*** Data extract Section Begins ***

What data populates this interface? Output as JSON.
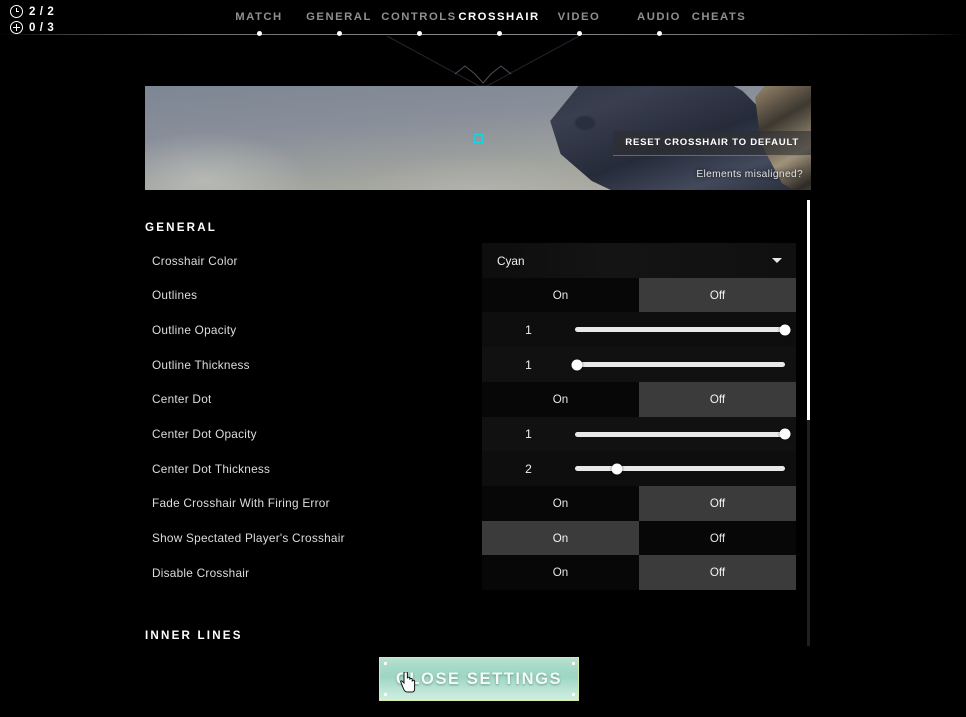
{
  "hud": {
    "rows": [
      {
        "icon": "clock-icon",
        "value": "2 / 2"
      },
      {
        "icon": "target-icon",
        "value": "0 / 3"
      }
    ]
  },
  "nav": {
    "tabs": [
      {
        "label": "MATCH",
        "active": false
      },
      {
        "label": "GENERAL",
        "active": false
      },
      {
        "label": "CONTROLS",
        "active": false
      },
      {
        "label": "CROSSHAIR",
        "active": true
      },
      {
        "label": "VIDEO",
        "active": false
      },
      {
        "label": "AUDIO",
        "active": false
      },
      {
        "label": "CHEATS",
        "active": false
      }
    ]
  },
  "preview": {
    "reset_button": "RESET CROSSHAIR TO DEFAULT",
    "misaligned_link": "Elements misaligned?",
    "crosshair_color_hex": "#19d6e2"
  },
  "settings": {
    "section_general": "GENERAL",
    "section_inner_lines": "INNER LINES",
    "rows": [
      {
        "label": "Crosshair Color",
        "type": "dropdown",
        "value": "Cyan"
      },
      {
        "label": "Outlines",
        "type": "toggle",
        "on_label": "On",
        "off_label": "Off",
        "selected": "Off"
      },
      {
        "label": "Outline Opacity",
        "type": "slider",
        "value": "1",
        "percent": 100
      },
      {
        "label": "Outline Thickness",
        "type": "slider",
        "value": "1",
        "percent": 1
      },
      {
        "label": "Center Dot",
        "type": "toggle",
        "on_label": "On",
        "off_label": "Off",
        "selected": "Off"
      },
      {
        "label": "Center Dot Opacity",
        "type": "slider",
        "value": "1",
        "percent": 100
      },
      {
        "label": "Center Dot Thickness",
        "type": "slider",
        "value": "2",
        "percent": 20
      },
      {
        "label": "Fade Crosshair With Firing Error",
        "type": "toggle",
        "on_label": "On",
        "off_label": "Off",
        "selected": "Off"
      },
      {
        "label": "Show Spectated Player's Crosshair",
        "type": "toggle",
        "on_label": "On",
        "off_label": "Off",
        "selected": "On"
      },
      {
        "label": "Disable Crosshair",
        "type": "toggle",
        "on_label": "On",
        "off_label": "Off",
        "selected": "Off"
      }
    ]
  },
  "footer": {
    "close_label": "CLOSE SETTINGS",
    "accent_hex": "#a8dbc8"
  }
}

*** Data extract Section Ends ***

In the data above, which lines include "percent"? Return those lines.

        "percent": 100
        "percent": 1
        "percent": 100
        "percent": 20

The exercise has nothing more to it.